Ricotta Cheese

Yield: Approximately 200 g.

Line a large colander or sieve with a clean cotton kitchen towel or cheesecloth, if you have it. Allow the edges to drape over the outside of the colander and place into a large bowl.

Combine the milks in a large, heavy stockpot. Attach a thermometer to the edge of the pan so that it extends at least 2 inches into the milk. Cook over medium-high heat until the thermometer registers 180F/77C (about 20 minutes), gently stirring occasionally. As soon as the mixture reaches 180F/77C, stop stirring as the whey4 and curds will begin to separate.

Continue to cook, without stirring, until the milk reaches 190F/88C. If you stir, the delicate curds that have formed will begin to break apart and your ricotta will become grainy. Immediately remove from heat and allow it to sit, undisturbed, for about 30 minutes.

Using a slotted spoon, gently remove curds to the colander. Allow them to drain5 for a couple of hours, though you can tie the cheesecloth together and hang it from your sink faucet, which can shorten draining times.

Scrape the ricotta into a bowl and sprinkle with salt, tossing gently with a fork to combine. Refrigerate.


  1. Use the best milk you can afford (or prefer) for the best tasting cheese. Skim or low-fat cheese will not make a great cheese. (Remember, fat is flavor!)
  2. Instead of buttermilk, it is possible to use citric acid (1/2 tsp per litre) or distilled vinegar (1 Tbsp per litre) after the milk reaches 180F.
  3. For creamy dessert-style ricotta, add a quarter-pint of heavy whipping cream to the litre of whole milk when you start for a richer and more decadent cheese.
  4. The leftover liquid, called whey, can be chilled and drank straight like my husband loves to do. It can also be used in place of buttermilk in recipes.

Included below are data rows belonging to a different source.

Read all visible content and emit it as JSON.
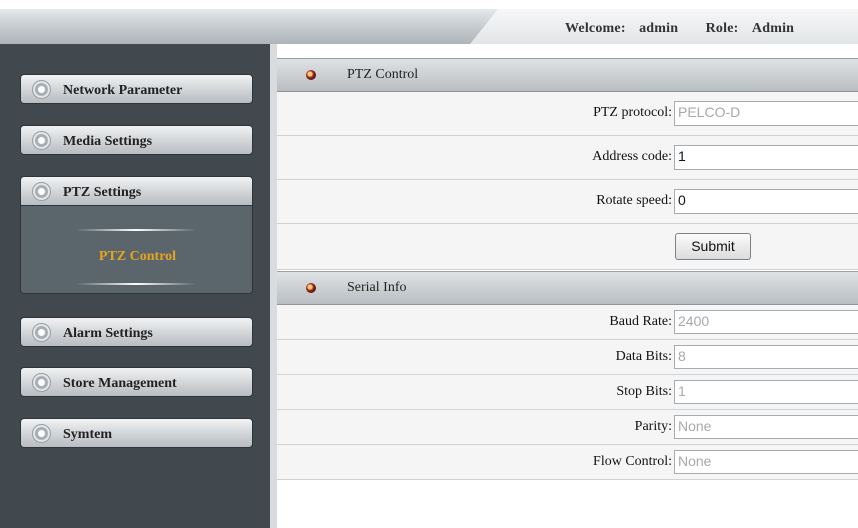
{
  "header": {
    "welcome_label": "Welcome:",
    "username": "admin",
    "role_label": "Role:",
    "role": "Admin"
  },
  "sidebar": {
    "items": [
      {
        "label": "Network Parameter"
      },
      {
        "label": "Media Settings"
      },
      {
        "label": "PTZ Settings"
      },
      {
        "label": "Alarm Settings"
      },
      {
        "label": "Store Management"
      },
      {
        "label": "Symtem"
      }
    ],
    "submenu": {
      "items": [
        {
          "label": "PTZ Control"
        }
      ]
    }
  },
  "ptz_control": {
    "title": "PTZ Control",
    "fields": [
      {
        "label": "PTZ protocol:",
        "value": "PELCO-D"
      },
      {
        "label": "Address code:",
        "value": "1"
      },
      {
        "label": "Rotate speed:",
        "value": "0"
      }
    ],
    "submit_label": "Submit"
  },
  "serial_info": {
    "title": "Serial Info",
    "fields": [
      {
        "label": "Baud Rate:",
        "value": "2400"
      },
      {
        "label": "Data Bits:",
        "value": "8"
      },
      {
        "label": "Stop Bits:",
        "value": "1"
      },
      {
        "label": "Parity:",
        "value": "None"
      },
      {
        "label": "Flow Control:",
        "value": "None"
      }
    ]
  }
}
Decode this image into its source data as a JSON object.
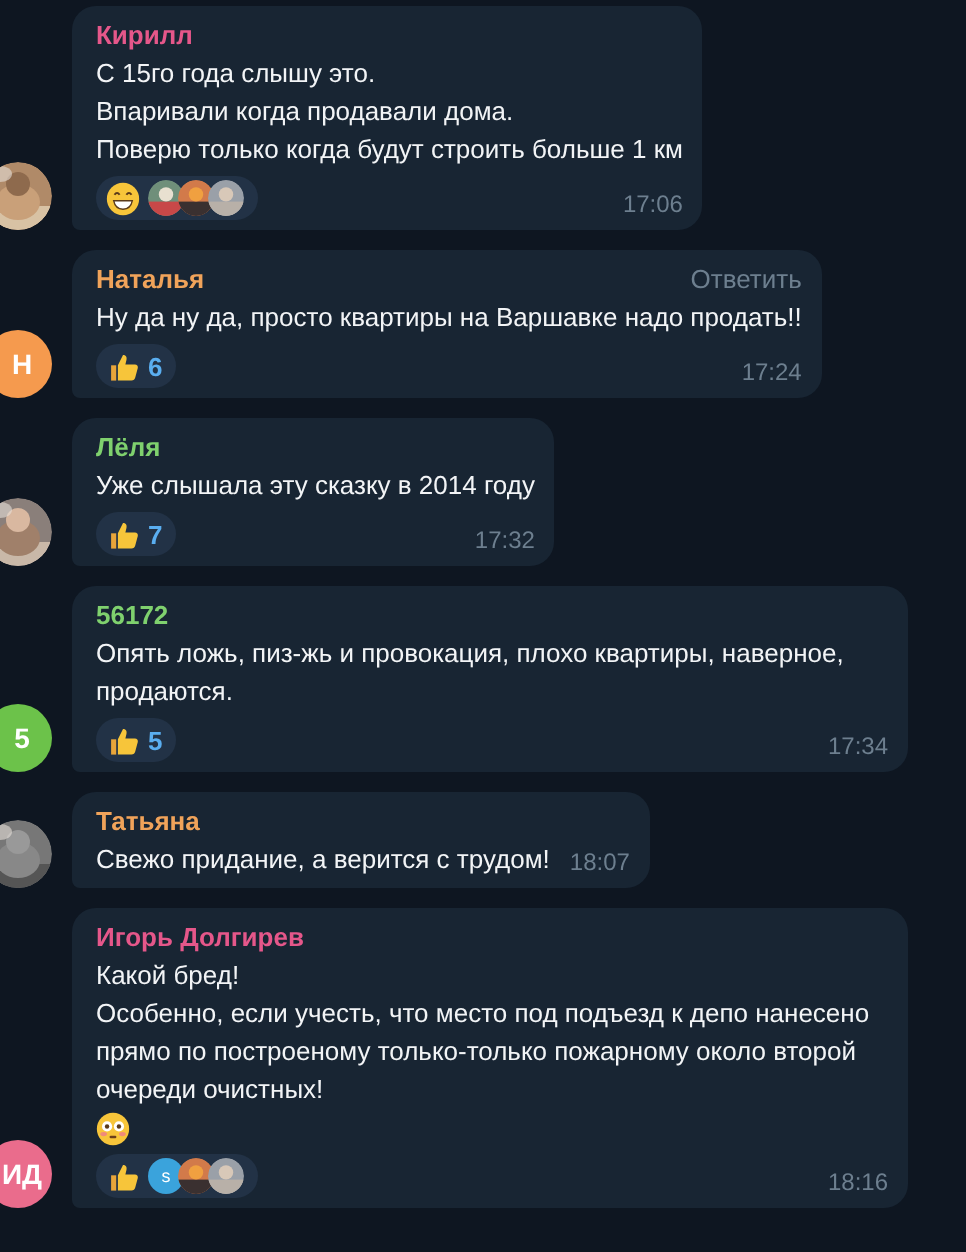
{
  "messages": [
    {
      "author": "Кирилл",
      "color": "#e5578a",
      "avatar": {
        "kind": "picture"
      },
      "lines": [
        "С 15го года слышу это.",
        "Впаривали когда продавали дома.",
        "Поверю только когда будут строить больше 1 км"
      ],
      "reaction": {
        "kind": "grin",
        "reactors": [
          {
            "kind": "picture"
          },
          {
            "kind": "picture"
          },
          {
            "kind": "picture"
          }
        ]
      },
      "time": "17:06"
    },
    {
      "author": "Наталья",
      "color": "#f0a35a",
      "reply_label": "Ответить",
      "avatar": {
        "kind": "initials",
        "text": "Н",
        "color": "#f59a4e"
      },
      "lines": [
        "Ну да ну да, просто квартиры на Варшавке надо продать!!"
      ],
      "reaction": {
        "kind": "thumbsup",
        "count": "6"
      },
      "time": "17:24"
    },
    {
      "author": "Лёля",
      "color": "#7fd16e",
      "avatar": {
        "kind": "picture"
      },
      "lines": [
        "Уже слышала эту сказку в 2014 году"
      ],
      "reaction": {
        "kind": "thumbsup",
        "count": "7"
      },
      "time": "17:32"
    },
    {
      "author": "56172",
      "color": "#7fd16e",
      "avatar": {
        "kind": "initials",
        "text": "5",
        "color": "#6cc24a"
      },
      "lines": [
        "Опять ложь, пиз-жь и провокация, плохо квартиры, наверное, продаются."
      ],
      "reaction": {
        "kind": "thumbsup",
        "count": "5"
      },
      "time": "17:34"
    },
    {
      "author": "Татьяна",
      "color": "#f0a35a",
      "avatar": {
        "kind": "picture"
      },
      "lines": [
        "Свежо придание, а верится с трудом!"
      ],
      "time": "18:07"
    },
    {
      "author": "Игорь Долгирев",
      "color": "#e5578a",
      "avatar": {
        "kind": "initials",
        "text": "ИД",
        "color": "#ea6c8c"
      },
      "lines": [
        "Какой бред!",
        "Особенно, если учесть, что место под подъезд к депо нанесено прямо по построеному только-только пожарному около второй очереди очистных!"
      ],
      "trailing_emoji": {
        "kind": "flushed"
      },
      "reaction": {
        "kind": "thumbsup",
        "reactors": [
          {
            "kind": "initials",
            "text": "s",
            "color": "#3aa3dc"
          },
          {
            "kind": "picture"
          },
          {
            "kind": "picture"
          }
        ]
      },
      "time": "18:16"
    }
  ]
}
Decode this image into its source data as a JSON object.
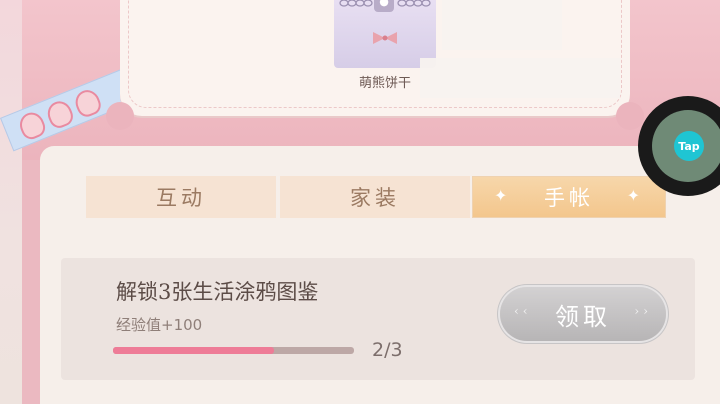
{
  "reward_item": {
    "name": "萌熊饼干",
    "icon": "lock-icon"
  },
  "tabs": [
    {
      "label": "互动",
      "active": false
    },
    {
      "label": "家装",
      "active": false
    },
    {
      "label": "手帐",
      "active": true
    }
  ],
  "task": {
    "title": "解锁3张生活涂鸦图鉴",
    "reward": "经验值+100",
    "progress_text": "2/3",
    "progress_fraction": 0.67,
    "claim_label": "领取"
  },
  "floating_button": {
    "label": "Tap"
  },
  "colors": {
    "progress_fill": "#ee7c97",
    "active_tab": "#f3c68c",
    "tap_accent": "#1fc5d3"
  }
}
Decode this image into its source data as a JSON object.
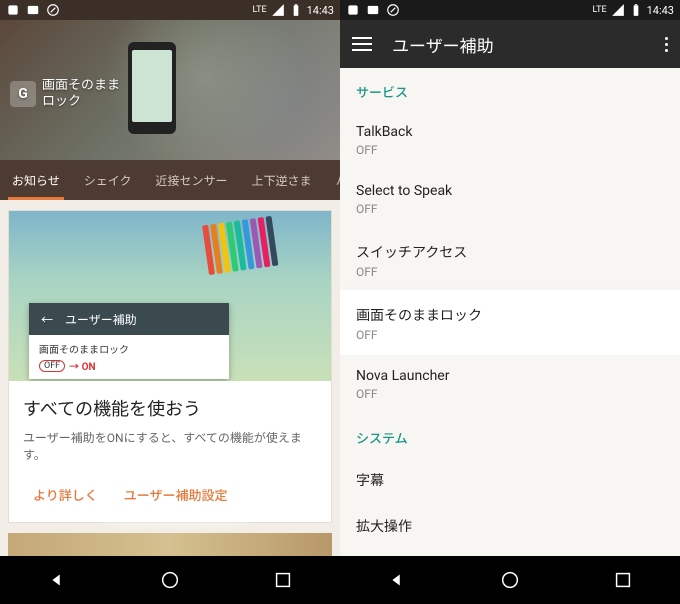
{
  "status": {
    "time": "14:43",
    "lte": "LTE"
  },
  "left": {
    "hero_title_l1": "画面そのまま",
    "hero_title_l2": "ロック",
    "tabs": [
      "お知らせ",
      "シェイク",
      "近接センサー",
      "上下逆さま",
      "ハード"
    ],
    "card": {
      "mini_title": "ユーザー補助",
      "mini_sub": "画面そのままロック",
      "off": "OFF",
      "on": "→ ON",
      "title": "すべての機能を使おう",
      "sub": "ユーザー補助をONにすると、すべての機能が使えます。",
      "more": "より詳しく",
      "settings": "ユーザー補助設定"
    }
  },
  "right": {
    "title": "ユーザー補助",
    "sub_services": "サービス",
    "sub_system": "システム",
    "off": "OFF",
    "items": {
      "talkback": "TalkBack",
      "select": "Select to Speak",
      "switch": "スイッチアクセス",
      "screen": "画面そのままロック",
      "nova": "Nova Launcher",
      "caption": "字幕",
      "magnify": "拡大操作"
    }
  }
}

A true ricotta is made from whey rather than milk but if you don't make cheese on a regular basis, making it this way is quite a bit more accessible and tastes just as good.
  5. The longer the cheese drains, the drier it will be. Check on it periodically and remove it to the fridge when it's at the consistency you prefer.

A recipe from http://kitchenmouse.rozentali.com/2009/06/gateway-cheese/

Posted by Cori Rozentāle on .